Now, let us imagine what this amnesty, or the legitimization of agreements that were invalid from the moment of conclusion, might look like in practical terms. A gentlemen's agreement? A government decree? A presidential edict? They are not worth a brass farthing.

A law? It could be successfully contested in the Constitutional Court the moment that the political landscape changed. A referendum? (After all, it was public property that was handed out.) If it were going to be a fair one, its results would be easy to predict in advance. Of course, one could always use the same media and administrative resources that were used during the constitutional referendum in 1993 and the presidential election in 1996, when a pro-democracy propaganda campaign was used to cover the massive ballot-rigging that was going on. But this would be such a grave insult to the entire nation that the harm done to dozens of oligarchs or even hundreds of foreign investors would look like high humanism by comparison. It would probably make more sense to invite Pinochet.

If we follow Boldyrev's argument, it turns out that it is precisely the revision of privatization results that would create a truly reliable investment climate in Russia. All the other options would only mean instability and outrage and would keep investors in a state of perpetual stress. (By the way, both of his books came out before the Yukos affair.) He gives a number of possible solutions, some of which might even suit the current owners.

Boldyrev's democratic reputation is spotless: He was one of Yabloko's three founding fathers. His professional qualities and his unselfishness have never been questioned by anyone. Does that mean he is absolutely right? Of course not. Yet, the elections, the time for a discussion of the country's strategic problems, are at hand. No one is more interested in a fair and legal resolution of the property problem than the oligarchs, who are set to become honest businessmen. Thankfully, they own the bulk of our country's press. Consequently, we can expect a responsible and meaningful electoral campaign.

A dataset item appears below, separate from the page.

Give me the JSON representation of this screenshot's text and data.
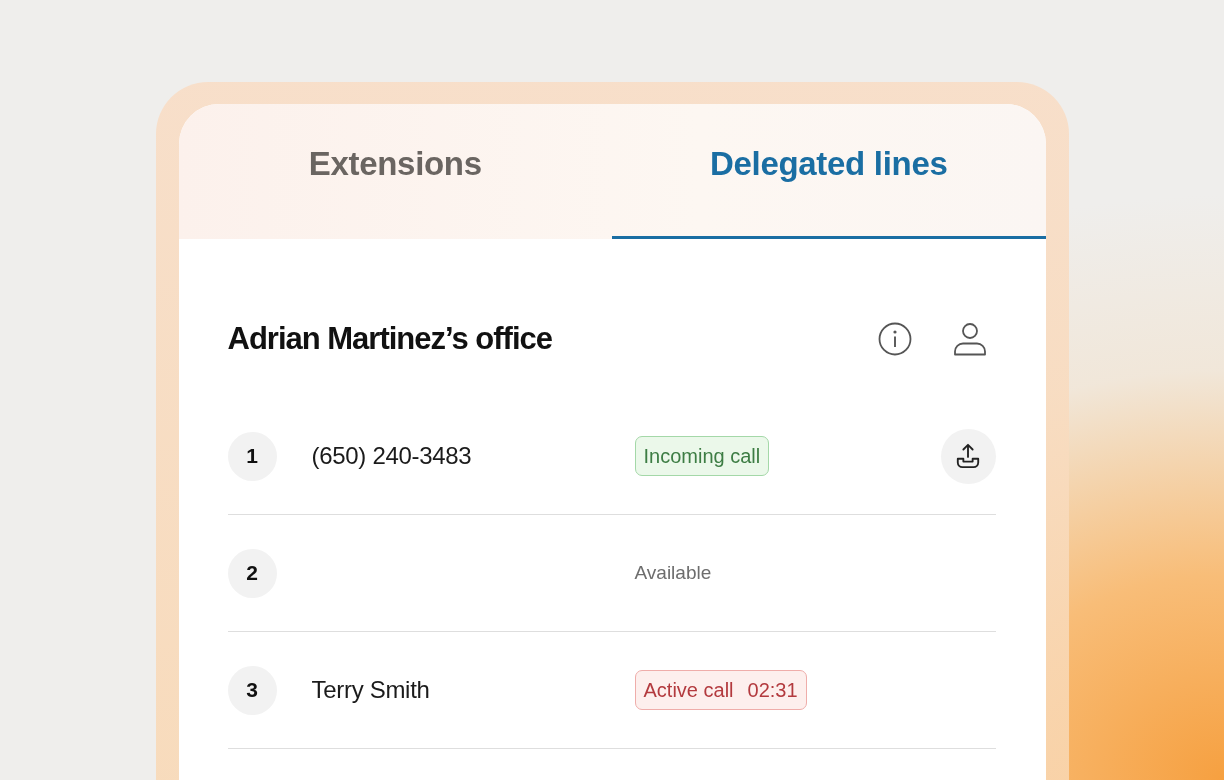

Alexei Pankin is the editor of Sreda, a magazine for media professionals (